A Pennsylvania program that provides hospitals a financial incentive to better connect patients with opioid addictions to substance abuse treatment produced rapid improvements, according to an analysis conducted by the University of Pennsylvania.
In response to the growing opioid epidemic, the state created the Opioid Hospital Quality Improvement Program in 2019 to boost the rate of Medicaid patients who receive follow-up care within seven days of an emergency department visit for an opioid-related illness.
The thought behind the program was that emergency departments offered a unique opportunity to connect people with opioid use disorder to treatment. People who have overdosed are at higher risk of future overdose and death. According to the National Institute on Drug Abuse, 65% of drug overdose deaths in Pennsylvania in 2018 involved opioids

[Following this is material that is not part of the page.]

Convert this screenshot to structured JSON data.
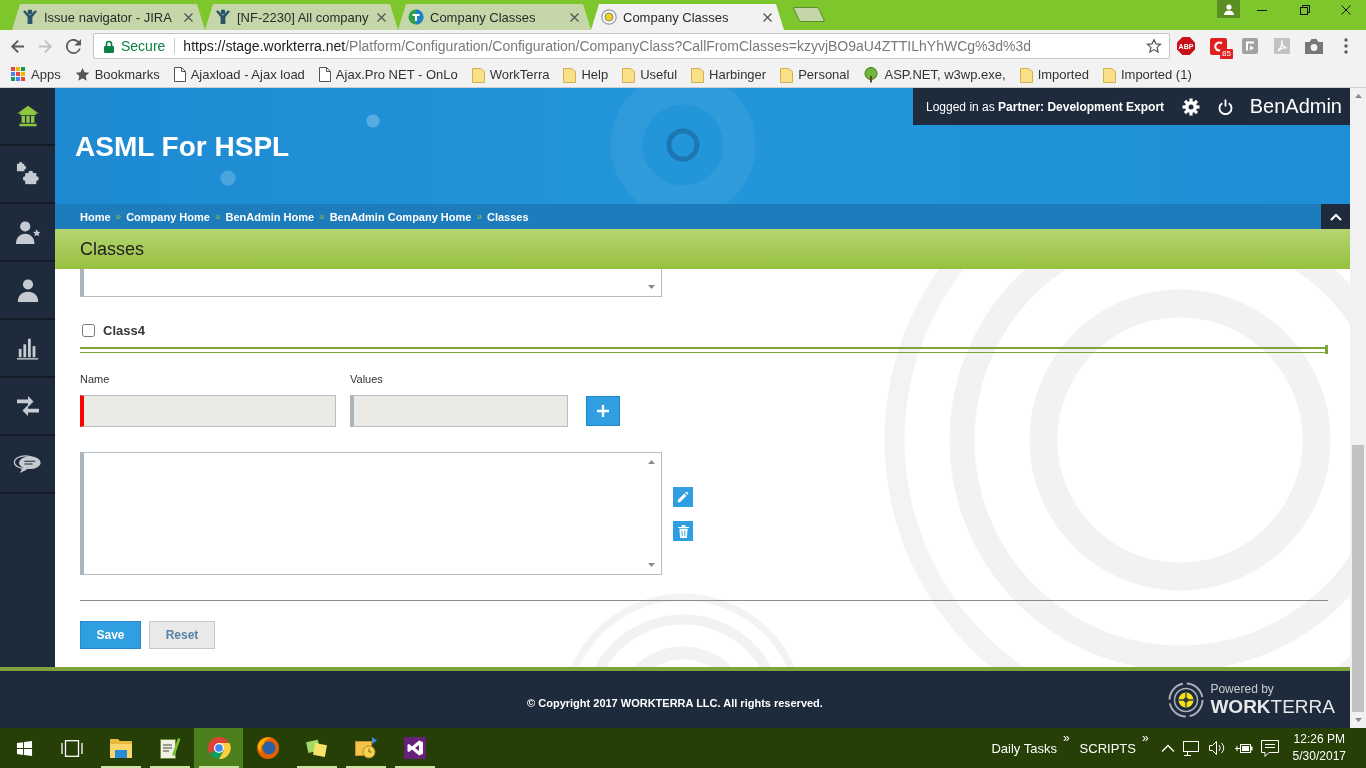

Hospitals that opted into the voluntary program received financial compensation if they met four distinct treatment pathways: initiation of buprenorphine treatment during the emergency department visit, a warm handoff to outpatient treatment, a referral to treatment for pregnant patients and inpatient initiation of methadone or buprenorphine treatment.
Hospitals that only participated in some of the pathways received lesser payments.
Penn Medicine researchers conducted interviews with the leaders of 20 Pennsylvania hospitals and health systems. They found many hospitals were on the verge of adopting such changes, but the financial incentives gave them the push to prioritize access to opioid treatment.
"Policy makers have recognized that strengthening the linkage from the ED to treatment is an opportunity to combat the opioid epidemic," said senior author Dr. Zachary Meisel, director of the Center for Emergency Care Policy and Research at Penn. "Offering financial incentives provides momentum for efforts to improve treatment access for opioid use disorder."
The interviews also revealed that small hospitals couldn't justify the investment the improvements would require. Many hospitals did not initiate buprenorphine treatment despite it being found to improve patients' health outcomes and retention in treatment. Hospital leaders said the change was too difficult and time-consuming to implement.
"Future work is needed to determine the effectiveness in improving patient outcomes not only for this initiative in Pennsylvania, but also for emerging treatment methods and payment innovations in the care of patients with opioid use disorder," said Dr. Jeanmarie Perrone, director of the Division of Medical Toxicology and Addiction Medical Initiatives at Penn.
The researchers' findings were published in the journal Psychiatric Services.